# [Web page and app entries]
---

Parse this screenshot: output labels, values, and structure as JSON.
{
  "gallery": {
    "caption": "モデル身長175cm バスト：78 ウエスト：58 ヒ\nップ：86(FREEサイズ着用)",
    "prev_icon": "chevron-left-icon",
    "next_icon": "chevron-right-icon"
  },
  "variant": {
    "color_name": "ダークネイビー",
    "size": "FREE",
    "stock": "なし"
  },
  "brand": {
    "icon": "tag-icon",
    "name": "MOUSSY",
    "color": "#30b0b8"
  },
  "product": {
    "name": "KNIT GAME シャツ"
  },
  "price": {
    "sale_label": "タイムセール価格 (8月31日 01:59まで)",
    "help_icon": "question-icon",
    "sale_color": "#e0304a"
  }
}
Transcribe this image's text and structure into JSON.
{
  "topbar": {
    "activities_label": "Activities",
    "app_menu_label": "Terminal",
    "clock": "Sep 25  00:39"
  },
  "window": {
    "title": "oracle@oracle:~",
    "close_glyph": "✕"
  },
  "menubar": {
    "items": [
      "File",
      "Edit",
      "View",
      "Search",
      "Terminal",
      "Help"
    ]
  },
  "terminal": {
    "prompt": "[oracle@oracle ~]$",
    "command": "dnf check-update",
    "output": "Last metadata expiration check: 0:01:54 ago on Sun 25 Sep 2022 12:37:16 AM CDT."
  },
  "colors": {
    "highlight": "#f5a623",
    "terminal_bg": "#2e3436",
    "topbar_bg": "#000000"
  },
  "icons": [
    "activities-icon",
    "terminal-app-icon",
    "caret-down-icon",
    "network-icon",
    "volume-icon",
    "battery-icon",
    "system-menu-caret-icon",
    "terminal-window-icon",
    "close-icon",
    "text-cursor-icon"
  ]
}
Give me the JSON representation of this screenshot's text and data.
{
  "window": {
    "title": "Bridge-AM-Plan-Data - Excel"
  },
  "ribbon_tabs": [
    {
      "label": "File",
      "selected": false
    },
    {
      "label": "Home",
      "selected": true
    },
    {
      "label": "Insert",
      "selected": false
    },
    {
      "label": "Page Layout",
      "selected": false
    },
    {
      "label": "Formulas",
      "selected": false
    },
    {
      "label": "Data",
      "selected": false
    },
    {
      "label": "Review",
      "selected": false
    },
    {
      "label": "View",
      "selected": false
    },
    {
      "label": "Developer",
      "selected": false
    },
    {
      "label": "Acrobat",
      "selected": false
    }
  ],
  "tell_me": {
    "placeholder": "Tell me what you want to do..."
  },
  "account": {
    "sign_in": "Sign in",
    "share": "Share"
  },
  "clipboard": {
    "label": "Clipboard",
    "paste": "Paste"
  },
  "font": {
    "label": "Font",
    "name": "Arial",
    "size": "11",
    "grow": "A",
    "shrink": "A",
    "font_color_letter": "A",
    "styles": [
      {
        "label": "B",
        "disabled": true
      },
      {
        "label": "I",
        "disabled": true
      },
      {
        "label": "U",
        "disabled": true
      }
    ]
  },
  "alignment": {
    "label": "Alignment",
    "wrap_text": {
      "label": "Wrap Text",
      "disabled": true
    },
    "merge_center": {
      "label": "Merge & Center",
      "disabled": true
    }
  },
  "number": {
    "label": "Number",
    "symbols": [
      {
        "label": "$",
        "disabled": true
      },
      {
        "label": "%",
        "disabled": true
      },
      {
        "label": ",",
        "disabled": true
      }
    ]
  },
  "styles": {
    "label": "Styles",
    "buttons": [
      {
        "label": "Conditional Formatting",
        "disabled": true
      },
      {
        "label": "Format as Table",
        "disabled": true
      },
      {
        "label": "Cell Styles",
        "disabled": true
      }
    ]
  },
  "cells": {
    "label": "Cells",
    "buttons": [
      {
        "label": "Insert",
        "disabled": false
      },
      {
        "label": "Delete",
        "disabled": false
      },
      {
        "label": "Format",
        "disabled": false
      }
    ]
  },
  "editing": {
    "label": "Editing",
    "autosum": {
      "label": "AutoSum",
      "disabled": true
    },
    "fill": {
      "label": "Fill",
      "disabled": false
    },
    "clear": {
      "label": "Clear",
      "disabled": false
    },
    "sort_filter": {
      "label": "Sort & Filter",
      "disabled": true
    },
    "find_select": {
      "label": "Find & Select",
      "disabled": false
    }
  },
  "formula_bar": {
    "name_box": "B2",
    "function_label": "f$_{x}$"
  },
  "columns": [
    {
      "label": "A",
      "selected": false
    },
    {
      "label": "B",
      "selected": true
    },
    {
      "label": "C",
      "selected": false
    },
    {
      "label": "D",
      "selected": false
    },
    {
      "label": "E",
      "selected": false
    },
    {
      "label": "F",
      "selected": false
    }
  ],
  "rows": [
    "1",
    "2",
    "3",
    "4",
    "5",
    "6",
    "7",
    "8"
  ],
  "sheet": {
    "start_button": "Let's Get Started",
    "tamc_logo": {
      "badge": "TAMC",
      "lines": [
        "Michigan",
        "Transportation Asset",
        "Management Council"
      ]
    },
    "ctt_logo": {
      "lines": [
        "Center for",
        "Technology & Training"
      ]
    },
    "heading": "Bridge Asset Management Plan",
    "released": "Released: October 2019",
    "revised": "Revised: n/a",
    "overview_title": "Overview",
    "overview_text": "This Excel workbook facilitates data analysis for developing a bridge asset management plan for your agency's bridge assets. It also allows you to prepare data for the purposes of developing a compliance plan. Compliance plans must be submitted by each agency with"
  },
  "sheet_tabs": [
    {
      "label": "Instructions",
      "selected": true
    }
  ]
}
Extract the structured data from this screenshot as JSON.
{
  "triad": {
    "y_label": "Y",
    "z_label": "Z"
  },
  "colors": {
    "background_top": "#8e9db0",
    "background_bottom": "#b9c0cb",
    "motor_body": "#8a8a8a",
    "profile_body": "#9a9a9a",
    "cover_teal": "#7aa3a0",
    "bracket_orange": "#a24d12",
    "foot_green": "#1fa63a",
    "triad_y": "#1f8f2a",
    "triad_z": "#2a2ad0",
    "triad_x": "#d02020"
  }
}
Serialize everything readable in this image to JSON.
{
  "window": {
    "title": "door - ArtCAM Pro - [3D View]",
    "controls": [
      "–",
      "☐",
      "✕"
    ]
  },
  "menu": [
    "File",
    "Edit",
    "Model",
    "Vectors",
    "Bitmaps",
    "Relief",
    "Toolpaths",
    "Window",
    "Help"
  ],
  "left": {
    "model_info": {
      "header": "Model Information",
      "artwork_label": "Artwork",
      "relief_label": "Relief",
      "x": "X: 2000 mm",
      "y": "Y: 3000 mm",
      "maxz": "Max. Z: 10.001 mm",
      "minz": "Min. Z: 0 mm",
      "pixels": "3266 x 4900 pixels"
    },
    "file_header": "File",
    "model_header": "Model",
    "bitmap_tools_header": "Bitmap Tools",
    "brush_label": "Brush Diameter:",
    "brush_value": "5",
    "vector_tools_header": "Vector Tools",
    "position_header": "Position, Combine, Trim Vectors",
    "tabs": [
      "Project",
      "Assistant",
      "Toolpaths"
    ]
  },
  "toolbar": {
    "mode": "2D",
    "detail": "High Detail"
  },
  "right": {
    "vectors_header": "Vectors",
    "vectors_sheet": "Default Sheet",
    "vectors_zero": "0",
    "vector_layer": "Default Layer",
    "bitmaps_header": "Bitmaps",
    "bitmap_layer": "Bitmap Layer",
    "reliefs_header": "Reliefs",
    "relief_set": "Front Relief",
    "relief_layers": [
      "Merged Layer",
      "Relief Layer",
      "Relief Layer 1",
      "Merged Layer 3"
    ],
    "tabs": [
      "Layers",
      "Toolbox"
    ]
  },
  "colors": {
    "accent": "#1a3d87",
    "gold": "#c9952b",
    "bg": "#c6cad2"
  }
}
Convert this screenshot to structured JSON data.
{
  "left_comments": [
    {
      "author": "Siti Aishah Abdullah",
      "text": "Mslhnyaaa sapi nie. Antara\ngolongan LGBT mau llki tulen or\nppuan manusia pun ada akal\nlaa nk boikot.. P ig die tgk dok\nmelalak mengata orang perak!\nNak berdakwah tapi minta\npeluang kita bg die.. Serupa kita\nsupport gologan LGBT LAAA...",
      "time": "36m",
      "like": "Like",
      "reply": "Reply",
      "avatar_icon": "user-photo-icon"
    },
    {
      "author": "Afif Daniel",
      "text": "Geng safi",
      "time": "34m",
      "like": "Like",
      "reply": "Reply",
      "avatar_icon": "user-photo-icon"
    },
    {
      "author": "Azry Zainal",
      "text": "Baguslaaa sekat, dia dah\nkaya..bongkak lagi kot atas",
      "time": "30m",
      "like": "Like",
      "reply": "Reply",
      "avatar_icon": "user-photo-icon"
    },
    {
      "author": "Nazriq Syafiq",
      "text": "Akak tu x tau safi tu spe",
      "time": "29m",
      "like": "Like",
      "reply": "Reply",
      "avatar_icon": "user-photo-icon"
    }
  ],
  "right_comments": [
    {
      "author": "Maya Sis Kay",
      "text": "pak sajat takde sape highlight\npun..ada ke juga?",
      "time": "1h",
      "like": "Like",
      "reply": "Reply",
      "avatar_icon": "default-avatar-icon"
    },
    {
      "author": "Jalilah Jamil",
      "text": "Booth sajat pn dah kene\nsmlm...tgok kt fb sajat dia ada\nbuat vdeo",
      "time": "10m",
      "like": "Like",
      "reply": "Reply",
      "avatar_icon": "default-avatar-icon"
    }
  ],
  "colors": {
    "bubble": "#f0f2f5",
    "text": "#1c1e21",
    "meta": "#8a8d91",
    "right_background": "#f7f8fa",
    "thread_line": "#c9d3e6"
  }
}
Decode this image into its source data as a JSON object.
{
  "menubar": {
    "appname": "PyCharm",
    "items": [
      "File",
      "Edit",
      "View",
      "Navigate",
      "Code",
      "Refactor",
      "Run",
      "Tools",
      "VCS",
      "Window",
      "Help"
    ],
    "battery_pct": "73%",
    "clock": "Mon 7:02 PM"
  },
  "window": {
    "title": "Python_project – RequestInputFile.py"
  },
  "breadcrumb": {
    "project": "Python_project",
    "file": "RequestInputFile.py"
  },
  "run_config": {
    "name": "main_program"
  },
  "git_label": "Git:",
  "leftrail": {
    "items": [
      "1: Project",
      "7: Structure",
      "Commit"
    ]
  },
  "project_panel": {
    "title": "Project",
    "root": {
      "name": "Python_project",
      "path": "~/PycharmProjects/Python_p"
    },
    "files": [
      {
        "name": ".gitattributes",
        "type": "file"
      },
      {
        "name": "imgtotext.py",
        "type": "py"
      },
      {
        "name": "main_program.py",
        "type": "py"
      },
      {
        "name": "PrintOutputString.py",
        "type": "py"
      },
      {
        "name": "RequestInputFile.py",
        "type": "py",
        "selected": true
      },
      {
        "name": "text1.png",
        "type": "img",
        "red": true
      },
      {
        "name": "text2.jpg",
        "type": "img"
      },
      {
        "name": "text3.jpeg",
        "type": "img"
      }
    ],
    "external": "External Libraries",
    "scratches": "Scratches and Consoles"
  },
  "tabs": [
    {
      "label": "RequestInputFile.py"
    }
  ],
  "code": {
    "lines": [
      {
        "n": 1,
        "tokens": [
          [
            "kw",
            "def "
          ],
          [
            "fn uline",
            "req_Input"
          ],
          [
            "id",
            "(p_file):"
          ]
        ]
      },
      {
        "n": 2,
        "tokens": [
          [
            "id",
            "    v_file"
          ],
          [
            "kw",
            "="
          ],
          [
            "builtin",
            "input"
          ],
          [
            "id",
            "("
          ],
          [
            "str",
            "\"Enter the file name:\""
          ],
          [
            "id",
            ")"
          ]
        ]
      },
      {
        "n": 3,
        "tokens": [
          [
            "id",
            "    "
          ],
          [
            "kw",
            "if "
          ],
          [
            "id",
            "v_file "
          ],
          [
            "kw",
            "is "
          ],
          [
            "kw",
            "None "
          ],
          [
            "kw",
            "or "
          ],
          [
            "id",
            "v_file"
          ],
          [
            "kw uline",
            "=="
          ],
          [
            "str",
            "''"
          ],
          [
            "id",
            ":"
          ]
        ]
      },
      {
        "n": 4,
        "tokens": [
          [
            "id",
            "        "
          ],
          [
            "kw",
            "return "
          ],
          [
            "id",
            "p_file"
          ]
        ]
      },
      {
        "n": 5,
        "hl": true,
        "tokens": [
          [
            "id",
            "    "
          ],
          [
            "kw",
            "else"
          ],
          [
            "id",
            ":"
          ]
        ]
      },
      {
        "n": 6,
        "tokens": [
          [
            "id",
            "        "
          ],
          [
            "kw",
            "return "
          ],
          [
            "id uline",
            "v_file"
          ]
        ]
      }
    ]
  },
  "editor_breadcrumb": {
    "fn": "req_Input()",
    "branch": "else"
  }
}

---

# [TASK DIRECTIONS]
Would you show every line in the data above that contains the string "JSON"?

# [THE COMPLETED TASK]
Parse this screenshot: output labels, values, and structure as JSON.
Transcribe this image's text and structure into JSON.
Give me the JSON representation of this screenshot's text and data.
Extract the structured data from this screenshot as JSON.
Serialize everything readable in this image to JSON.
Convert this screenshot to structured JSON data.
Decode this image into its source data as a JSON object.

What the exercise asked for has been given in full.